Hillary Clinton Talks Persona With Humans of New York

September 8th 2016

Almie Rose

One of the frequent criticisms you'll hear about Democratic presidential nominee Hillary Clinton is that she's "too cold."

But an interview with the Facebook page Humans of New York reveals there's a sad reason why this public perception of her exists.

"It got very personal."

Hillary Clinton Humans of New York

The former Secretary of State recalled a particular incident in her life that seemed to change how she would carry herself from that point on. Clinton was taking a law school admissions test and was already feeling nervous when she noticed that she and her friend were the only women in that room taking the test.

She describes what happened next:

"[...] And while we’re waiting for the exam to start, a group of men began to yell things like: 'You don’t need to be here.' And 'There’s plenty else you can do.' It turned into a real 'pile on.' One of them even said: 'If you take my spot, I’ll get drafted, and I’ll go to Vietnam, and I'll die.' And they weren’t kidding around. It was intense. It got very personal."

"But I couldn't respond."

Clinton continues:

"But I couldn’t respond. I couldn’t afford to get distracted because I didn’t want to mess up the test. So I just kept looking down, hoping that the proctor would walk in the room."

She's aware of how she's perceived.

"I know that I can be perceived as aloof or cold or unemotional. But I had to learn as a young woman to control my emotions. And that’s a hard path to walk. Because you need to protect yourself, you need to keep steady, but at the same time you don’t want to seem 'walled off.' And sometimes I think I come across more in the 'walled off' arena. And if I create that perception, then I take responsibility. I don’t view myself as cold or unemotional.
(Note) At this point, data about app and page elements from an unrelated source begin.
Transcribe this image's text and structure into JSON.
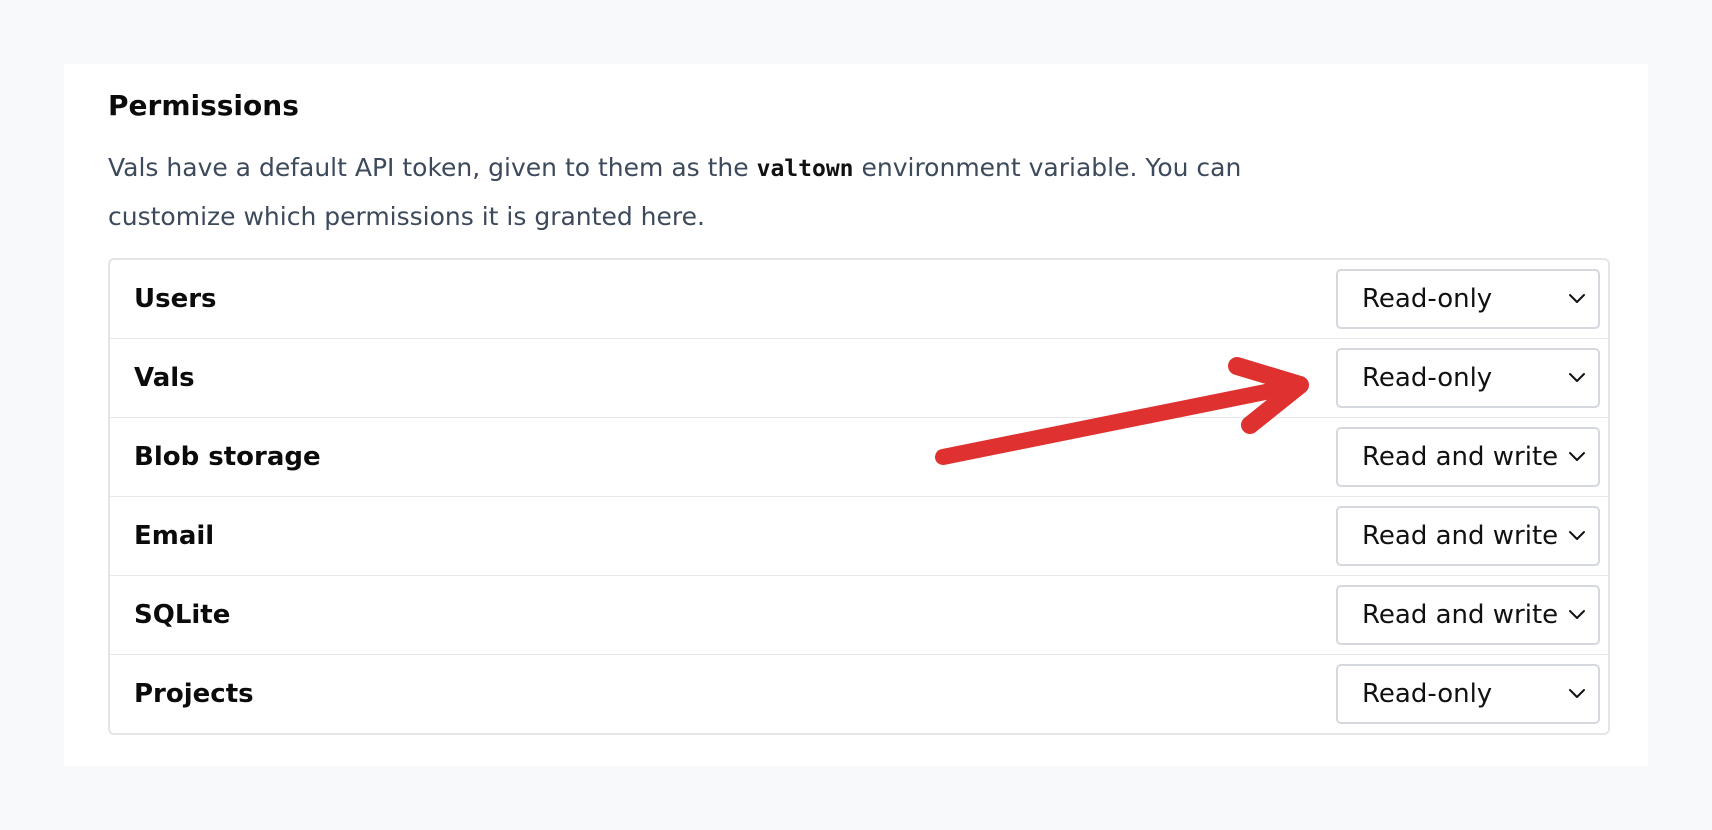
{
  "section": {
    "title": "Permissions",
    "description_before": "Vals have a default API token, given to them as the ",
    "description_code": "valtown",
    "description_after": " environment variable. You can customize which permissions it is granted here."
  },
  "permissions": [
    {
      "label": "Users",
      "value": "Read-only"
    },
    {
      "label": "Vals",
      "value": "Read-only"
    },
    {
      "label": "Blob storage",
      "value": "Read and write"
    },
    {
      "label": "Email",
      "value": "Read and write"
    },
    {
      "label": "SQLite",
      "value": "Read and write"
    },
    {
      "label": "Projects",
      "value": "Read-only"
    }
  ],
  "icons": {
    "dropdown": "chevron-down-icon",
    "annotation": "red-arrow-icon"
  },
  "colors": {
    "annotation_arrow": "#e03131"
  }
}
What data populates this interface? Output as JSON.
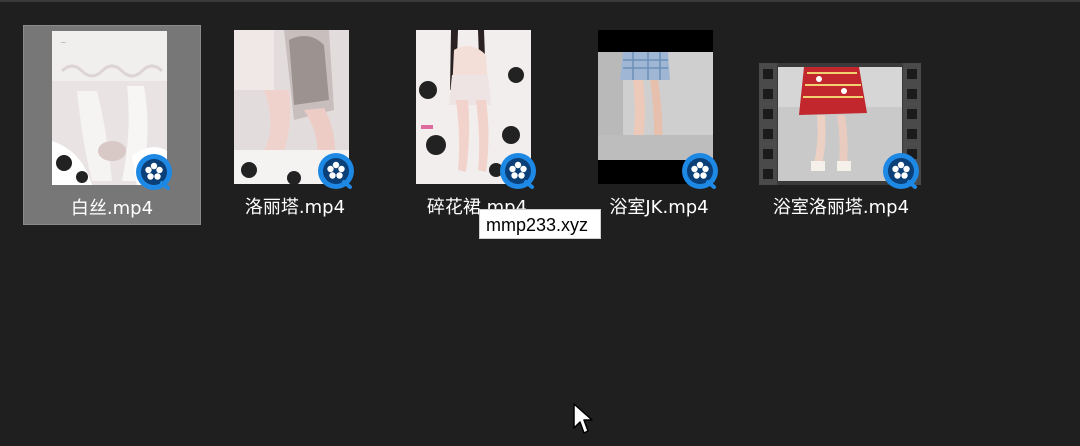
{
  "tooltip": {
    "text": "mmp233.xyz"
  },
  "files": [
    {
      "name": "白丝.mp4",
      "selected": true
    },
    {
      "name": "洛丽塔.mp4",
      "selected": false
    },
    {
      "name": "碎花裙.mp4",
      "selected": false
    },
    {
      "name": "浴室JK.mp4",
      "selected": false
    },
    {
      "name": "浴室洛丽塔.mp4",
      "selected": false
    }
  ],
  "colors": {
    "background": "#1f1f1f",
    "selection": "#777777",
    "badge_blue": "#1e88e5"
  },
  "icons": {
    "badge": "video-player-badge-icon",
    "cursor": "mouse-pointer-icon"
  }
}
And neither do my friends. And neither does my family. But if that sometimes is the perception I create, then I can’t blame people for thinking that."

Women resonated with Clinton's sad lesson of learning to have to "control emotions" — even those who don't support Clinton.

HONY Hillary Clinton

Some even realized how they've been "conditioned" to chide Clinton for her tone.

Hillary Clinton won't be the first — or last — to face this double standard.

Former Hewlett Packard CEO Carly Fiorina revealed one way that double standard is presented when she said in a debate that the media tells her she doesn't "smile enough."

Women are also accused to having "resting bitch face" far more often than men are, which is really another way of subtly shading women for appearing, like Clinton, "too cold."